The horse racing industry in the United States brings in over $26 billion each year.
Horse racing provides a full spectrum of entertainment unlike any other sport. Whether your horse wins or loses, spending a day at the races makes for a great afternoon or evening outdoors watching beautiful animals compete.
The Tradition of Horse Racing
Horse racing has been a long standing tradition among many cultures. The sport dates back all the way to 4500 BC among nomadic tribesmen in Central Asia, who first domesticated horses. Archeological records reveal that the Ancient Greeks, Syrians, Babylonians, and Egyptians also participated in horse racing to entertain the masses and honor outstanding horsemanship required for battles. Later horse racing became popular among British royalty and aristocracy where it received the nickname “Sport of Kings”.
These days, horse racing represents one of the only legal forms of gambling around the world, including Great Britain, Ireland, Canada, the United States, South America, the Middle East, and Australia. Read the rest of this entry →
August 11, 2014 by
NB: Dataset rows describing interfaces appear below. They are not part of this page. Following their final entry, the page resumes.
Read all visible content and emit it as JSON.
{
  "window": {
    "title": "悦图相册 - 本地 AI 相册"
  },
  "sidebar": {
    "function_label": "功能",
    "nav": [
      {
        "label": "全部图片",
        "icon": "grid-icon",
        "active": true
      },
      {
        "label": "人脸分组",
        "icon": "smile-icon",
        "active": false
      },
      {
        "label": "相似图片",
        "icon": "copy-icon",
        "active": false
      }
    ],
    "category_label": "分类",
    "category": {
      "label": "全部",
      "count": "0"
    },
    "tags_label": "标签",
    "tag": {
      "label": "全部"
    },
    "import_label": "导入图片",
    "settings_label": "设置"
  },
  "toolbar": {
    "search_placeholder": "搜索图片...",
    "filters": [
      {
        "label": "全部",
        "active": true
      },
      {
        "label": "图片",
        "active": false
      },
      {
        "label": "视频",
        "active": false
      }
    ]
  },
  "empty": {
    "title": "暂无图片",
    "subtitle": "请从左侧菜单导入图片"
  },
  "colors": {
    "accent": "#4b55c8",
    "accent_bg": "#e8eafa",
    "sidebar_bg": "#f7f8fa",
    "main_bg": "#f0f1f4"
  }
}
Now that the calendar has turned to August, the eyes of the racing world have turned to the historic Saratoga Race Course in beautiful Saratoga Springs, N.Y. This town is wonderful to visit any time of the year, but it really springs to life during the summer racing meet, when top thoroughbreds converge to compete in top-quality races.
Saratoga has been hosting summer races since 1863, and over the years it has become known as the “graveyard of champions.” This refers to the fact that many times, horses that seemed invincible went down in stunning defeat. Although races like these can lead to huge payoffs for bettors, it comes at great expense to champion horses. Two of these horses share that history and also the nickname of Big Red. They were Man ‘o War and Secretariat.
Man o’ War Melts
Man o’ War was a stunning chestnut colt who raced in the years 1919 and 1920. When he competed in the Sanford Stakes for 2-year-olds on Aug. 13, 1919, his reputation was already such that he seemed a lock to win. His previous six victories were so impressive that it seemed it was impossible for him to lose. In fact, this was the only race that he ever would lose in his entire racing career.
Starting gates were not used at this time, and starters had to make sure horses were properly lined up behind a tape barrier and ready to race. Unfortunately for Man o’ War, the tape was sprung when he was apparently backing up. Essentially, he was left at the start. Read the rest of this entry →